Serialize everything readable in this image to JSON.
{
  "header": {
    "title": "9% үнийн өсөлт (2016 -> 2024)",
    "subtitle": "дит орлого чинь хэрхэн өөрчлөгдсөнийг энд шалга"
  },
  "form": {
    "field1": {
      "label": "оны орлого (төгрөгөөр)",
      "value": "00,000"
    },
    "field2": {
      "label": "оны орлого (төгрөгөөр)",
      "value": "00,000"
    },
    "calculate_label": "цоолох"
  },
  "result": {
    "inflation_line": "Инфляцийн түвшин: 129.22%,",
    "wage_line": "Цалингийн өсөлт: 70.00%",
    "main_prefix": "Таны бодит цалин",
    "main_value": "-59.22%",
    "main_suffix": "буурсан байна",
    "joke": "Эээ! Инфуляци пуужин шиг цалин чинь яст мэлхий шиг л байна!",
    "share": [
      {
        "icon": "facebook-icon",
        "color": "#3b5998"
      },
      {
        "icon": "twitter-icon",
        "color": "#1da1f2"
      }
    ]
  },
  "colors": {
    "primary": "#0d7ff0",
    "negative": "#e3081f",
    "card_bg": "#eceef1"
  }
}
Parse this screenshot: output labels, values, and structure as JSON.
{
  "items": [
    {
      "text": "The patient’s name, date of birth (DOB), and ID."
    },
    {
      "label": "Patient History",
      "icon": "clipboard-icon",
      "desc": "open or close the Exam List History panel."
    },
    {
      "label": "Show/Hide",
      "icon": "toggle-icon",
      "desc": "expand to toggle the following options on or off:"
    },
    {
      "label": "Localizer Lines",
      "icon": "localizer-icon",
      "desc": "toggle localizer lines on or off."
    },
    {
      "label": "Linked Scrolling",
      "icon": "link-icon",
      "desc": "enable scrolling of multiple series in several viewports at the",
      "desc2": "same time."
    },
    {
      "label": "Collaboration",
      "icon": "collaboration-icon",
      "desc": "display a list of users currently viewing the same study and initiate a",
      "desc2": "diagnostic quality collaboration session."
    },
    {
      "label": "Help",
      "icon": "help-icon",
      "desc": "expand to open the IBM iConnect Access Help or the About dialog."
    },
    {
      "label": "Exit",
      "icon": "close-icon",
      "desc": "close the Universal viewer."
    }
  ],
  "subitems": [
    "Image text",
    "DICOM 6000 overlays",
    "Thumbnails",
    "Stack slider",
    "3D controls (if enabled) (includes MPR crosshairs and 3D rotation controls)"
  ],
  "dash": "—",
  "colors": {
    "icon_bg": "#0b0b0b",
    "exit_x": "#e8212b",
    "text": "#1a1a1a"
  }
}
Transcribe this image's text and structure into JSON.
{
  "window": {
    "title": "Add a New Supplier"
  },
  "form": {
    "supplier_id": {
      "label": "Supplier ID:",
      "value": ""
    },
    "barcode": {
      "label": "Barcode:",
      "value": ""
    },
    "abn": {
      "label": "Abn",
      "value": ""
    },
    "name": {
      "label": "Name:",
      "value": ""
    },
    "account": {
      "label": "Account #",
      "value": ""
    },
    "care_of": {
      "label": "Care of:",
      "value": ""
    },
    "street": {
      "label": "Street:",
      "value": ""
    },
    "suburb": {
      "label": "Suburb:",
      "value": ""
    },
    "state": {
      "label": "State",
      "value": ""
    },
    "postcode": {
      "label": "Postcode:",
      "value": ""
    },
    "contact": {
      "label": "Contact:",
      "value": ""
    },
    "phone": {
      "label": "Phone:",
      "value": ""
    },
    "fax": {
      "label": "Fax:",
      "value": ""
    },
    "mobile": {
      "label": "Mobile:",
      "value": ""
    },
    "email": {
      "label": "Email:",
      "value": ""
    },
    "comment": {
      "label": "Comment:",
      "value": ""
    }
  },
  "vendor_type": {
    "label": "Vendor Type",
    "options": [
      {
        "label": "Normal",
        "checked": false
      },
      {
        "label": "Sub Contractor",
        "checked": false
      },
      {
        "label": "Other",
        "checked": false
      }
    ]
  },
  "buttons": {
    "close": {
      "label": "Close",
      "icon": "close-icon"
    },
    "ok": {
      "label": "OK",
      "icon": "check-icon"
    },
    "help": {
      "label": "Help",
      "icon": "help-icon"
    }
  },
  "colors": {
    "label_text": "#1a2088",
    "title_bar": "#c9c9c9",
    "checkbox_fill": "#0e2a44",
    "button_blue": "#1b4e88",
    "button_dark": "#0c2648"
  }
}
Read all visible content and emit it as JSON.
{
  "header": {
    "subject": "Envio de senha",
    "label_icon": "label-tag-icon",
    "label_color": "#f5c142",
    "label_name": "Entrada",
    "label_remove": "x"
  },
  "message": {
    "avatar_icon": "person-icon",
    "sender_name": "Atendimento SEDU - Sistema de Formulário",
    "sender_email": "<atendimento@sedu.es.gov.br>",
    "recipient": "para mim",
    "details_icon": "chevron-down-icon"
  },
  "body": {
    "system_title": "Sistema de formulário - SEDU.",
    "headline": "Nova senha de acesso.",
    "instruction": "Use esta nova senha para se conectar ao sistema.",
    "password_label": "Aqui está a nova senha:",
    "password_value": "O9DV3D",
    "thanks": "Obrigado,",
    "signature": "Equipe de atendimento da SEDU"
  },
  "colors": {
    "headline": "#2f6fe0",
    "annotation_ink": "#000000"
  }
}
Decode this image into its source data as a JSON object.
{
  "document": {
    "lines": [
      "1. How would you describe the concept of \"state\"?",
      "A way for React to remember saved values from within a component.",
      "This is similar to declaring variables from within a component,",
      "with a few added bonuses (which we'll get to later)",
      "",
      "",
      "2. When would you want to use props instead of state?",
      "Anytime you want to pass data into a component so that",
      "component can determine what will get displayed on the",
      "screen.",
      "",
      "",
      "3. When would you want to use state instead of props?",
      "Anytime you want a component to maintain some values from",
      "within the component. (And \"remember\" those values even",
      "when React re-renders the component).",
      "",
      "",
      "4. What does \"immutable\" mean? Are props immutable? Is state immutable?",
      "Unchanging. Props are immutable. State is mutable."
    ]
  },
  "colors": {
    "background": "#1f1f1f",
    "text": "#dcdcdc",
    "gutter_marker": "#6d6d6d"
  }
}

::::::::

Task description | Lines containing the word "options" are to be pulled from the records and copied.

Output |
      "desc": "expand to toggle the following options on or off:"
    "options": [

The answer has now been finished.